Despite the intriguing subtitle, "A Voyage through the Canals of France to the Mediterranean," I passed this up twice at Half Price Books before finally succumbing last week. I had no idea who George Millar was at the time, nor did I realize that the voyage took place in 1946, through countries still devastated from the Second World War. I have since learned that Millar, a journalist before the war, was already well-known for two books he had written about his work with the Resistance in France, Maquis and Horned Pigeon. This trip would take him back to areas that he knew well as a prisoner of war and later from years fighting behind enemy lines.
In the spring of 1946, Millar and his second wife (the Isabel of the title) bought a 31-ton ketch, the Truant, built in 1919, which had been laid up during the war. Neither of them had much experience sailing, and Isabel invariably became sick in any kind of heavy sea, but they were determined to sail to Greece, over the advice of many people. The first chapters deal with the necessary repairs and outfitting, complicated by post-war shortages. The Millars were also learning what they could of navigation and sailing. All my knowledge of ships and sailing is book knowledge, from Patrick O'Brian and Tony Horwitz, and I was soon out of my depth, but never enough to put me off the book.
On June 8th they set off from Southampton, bound for Le Havre and the mouth of the Seine, which would take them into the canals that would lead them eventually to the Mediterranean at Port St. Louis. From there they traveled east along the coast of France, then south toward Italy. Rounding the toe of Italy they set off for the Grecian Archipelago. After reaching Athens, they turned back to spend some time anchored off the Greek Island of Poros, where Millar focused on writing (what he was writing is never clear, perhaps newspaper articles or a draft of this book). With winter setting in, the Millars decided rather suddenly to sell the boat and return to England. In comparison with the lengthy preparations for their trip, its end came abruptly and almost as a surprise.

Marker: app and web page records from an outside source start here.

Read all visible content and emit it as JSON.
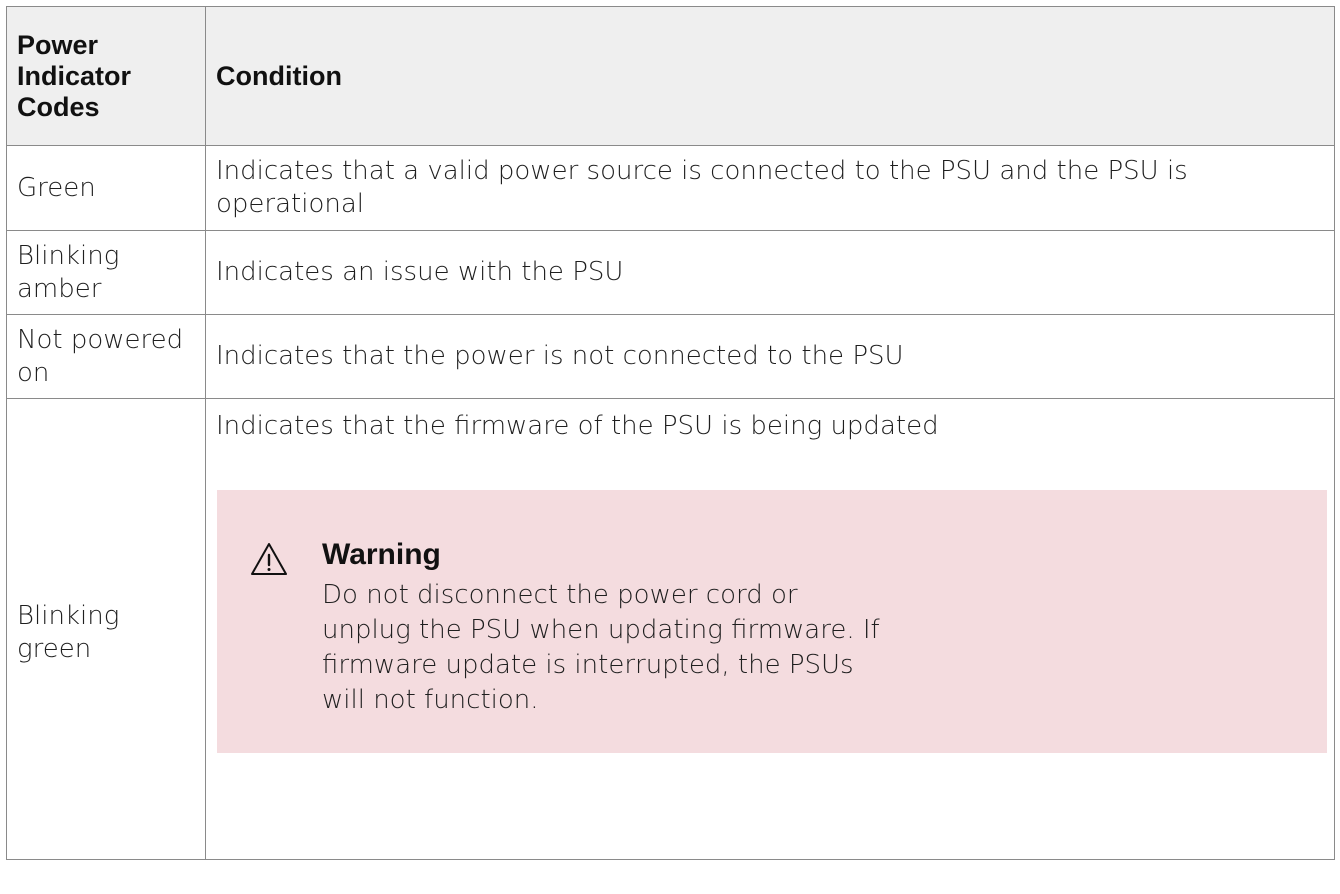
{
  "table": {
    "headers": {
      "code": "Power Indicator Codes",
      "condition": "Condition"
    },
    "rows": [
      {
        "code": "Green",
        "condition": "Indicates that a valid power source is connected to the PSU and the PSU is operational"
      },
      {
        "code": "Blinking amber",
        "condition": "Indicates an issue with the PSU"
      },
      {
        "code": "Not powered on",
        "condition": "Indicates that the power is not connected to the PSU"
      },
      {
        "code": "Blinking green",
        "condition": "Indicates that the firmware of the PSU is being updated",
        "warning": {
          "icon": "warning-triangle-icon",
          "title": "Warning",
          "text": "Do not disconnect the power cord or unplug the PSU when updating firmware. If firmware update is interrupted, the PSUs will not function."
        }
      }
    ]
  },
  "colors": {
    "header_bg": "#efefef",
    "warning_bg": "#f4dcdf",
    "border": "#8a8a8a"
  }
}
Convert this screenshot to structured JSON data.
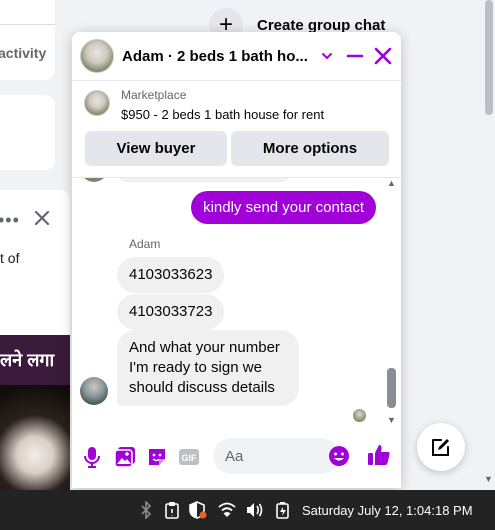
{
  "background": {
    "sidebar_text": "activity",
    "post_snippet": "t of",
    "banner_text": "लने लगा",
    "create_group_label": "Create group chat"
  },
  "chat": {
    "title": "Adam · 2 beds 1 bath house for rent",
    "title_display": "Adam · 2 beds 1 bath ho...",
    "marketplace_label": "Marketplace",
    "listing": "$950 - 2 beds 1 bath house for rent",
    "view_buyer_label": "View buyer",
    "more_options_label": "More options",
    "accent_color": "#a100d9",
    "messages": [
      {
        "direction": "outgoing",
        "text": "kindly send your contact"
      },
      {
        "direction": "incoming",
        "sender": "Adam",
        "text": "4103033623"
      },
      {
        "direction": "incoming",
        "sender": "Adam",
        "text": "4103033723"
      },
      {
        "direction": "incoming",
        "sender": "Adam",
        "text": "And what your number I'm ready to sign we should discuss details"
      }
    ],
    "sender_name": "Adam",
    "input_placeholder": "Aa",
    "composer_icons": [
      "microphone-icon",
      "photo-icon",
      "sticker-icon",
      "gif-icon",
      "emoji-icon",
      "thumbs-up-icon"
    ]
  },
  "taskbar": {
    "clock": "Saturday July 12, 1:04:18 PM",
    "tray_icons": [
      "bluetooth-icon",
      "clipboard-icon",
      "shield-icon",
      "wifi-icon",
      "volume-icon",
      "battery-icon"
    ]
  }
}
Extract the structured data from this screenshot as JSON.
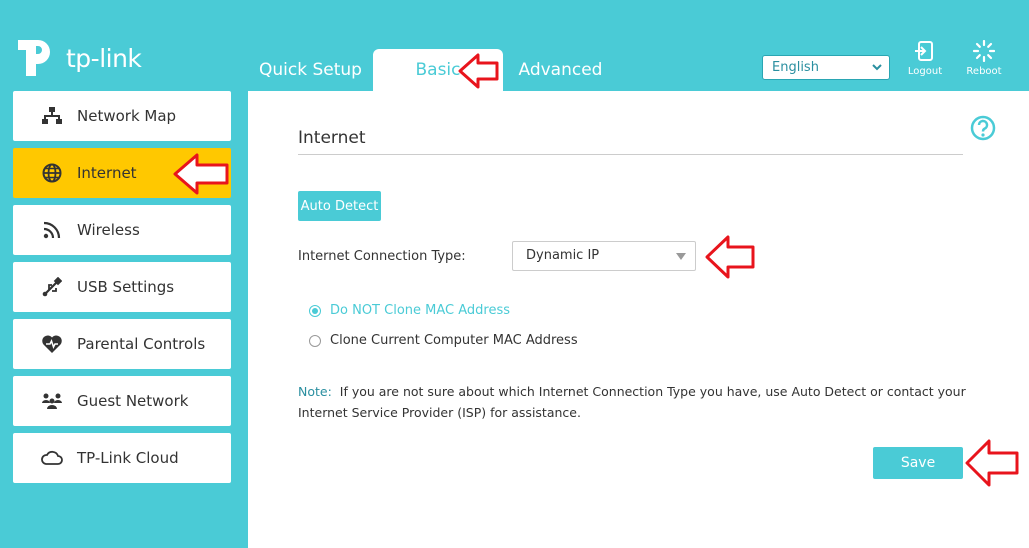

This book is fascinating on several levels. As a travel narrative, it took me to unfamiliar places that I now want to see for myself. I had no conception of the chain of canals that stretch across France. Nor have I ever read an account of a pleasure cruise along the northern coast of the Mediterranean. I enjoyed even the mundane details of their life aboard Truant. Their trip down the Italian coast and east to Greece reminded me again of Mark Twain's The Innocents Abroad, though their experiences were in many ways very different. The most striking difference is that the Millars were traveling through Europe only a year after the end of the Second World War, and we see the devastation and the lingering effects of war through their eyes. Most of what I've read about the post-war era has been about America or Britain, and this book made me realize how little I know about Europe in this period.
Life for the civilian populations was slowly returning to normal, though food and other necessities of life remained in short supply in many areas, and people showed the effects of years of effectual starvation, particularly in Greece, exacerbated by a civil war. German POWs were at work in France, under both American military and French civilian authority, hated by the French people. The towns, especially port and dock areas, were frequently in ruins from Allied and German bombing. There was constant danger from the unexploded mines that webbed harbors and shipping lanes, which were also clogged with sunken ships and abandoned war supplies.
The Millars talked to anyone and everyone that they met along the way, frequently inviting people aboard the Truant for tea or drinks, or visiting them in their homes. They chatted to the lock-keepers, to fishermen along the rivers, to workers in the ports, to people waiting at communal fountains or taps for water. Millar noted that traveling as they did, handling all the work themselves, allowed them a connection with local people that many tourists never found:
I doubt if so many people would have spoken to me and treated me as a friendly equal if I had not been dressed in clothes faded and worn by work in the sun, and had not, like themselves, been working. . . Truant's water-cans were heavy, yet when I think back over the times that I filled them in foreign places I realise that the simple task was always enjoyable, because the mere fact that I was doing something necessary gave me a place in all those varied surroundings, a place among the native peoples and the growing things. Tourists who travel in more ordinary conveyances . . . are deliberately putting themselves in another category, and they will be misfits wherever they go.
They also had friends and acquaintances to visit, as well as letters of introduction to others. Millar's war books opened other doors to them. He and Isabel were also perfectly content with each other's company. I didn't realize until I'd finished the book that they had been married only a short time. His love for Isabel is clear, as is his pride in her. Friends constantly warned them that this trip could prove too much of a good thing, that a relationship could break under the stresses of such a difficult trip. Millar concluded instead that "Such people can have no conception of the strengthening tonic on companionship, and still more on love, of discomforts as well as pleasures faced together, accepted and overcome with some degree of fortitude."
As with Eric and Wanda Newby, I am looking forward to further travels with the Millars, and to learning more about George Millar's war-time experiences. I'm so glad I didn't pass this by a third time.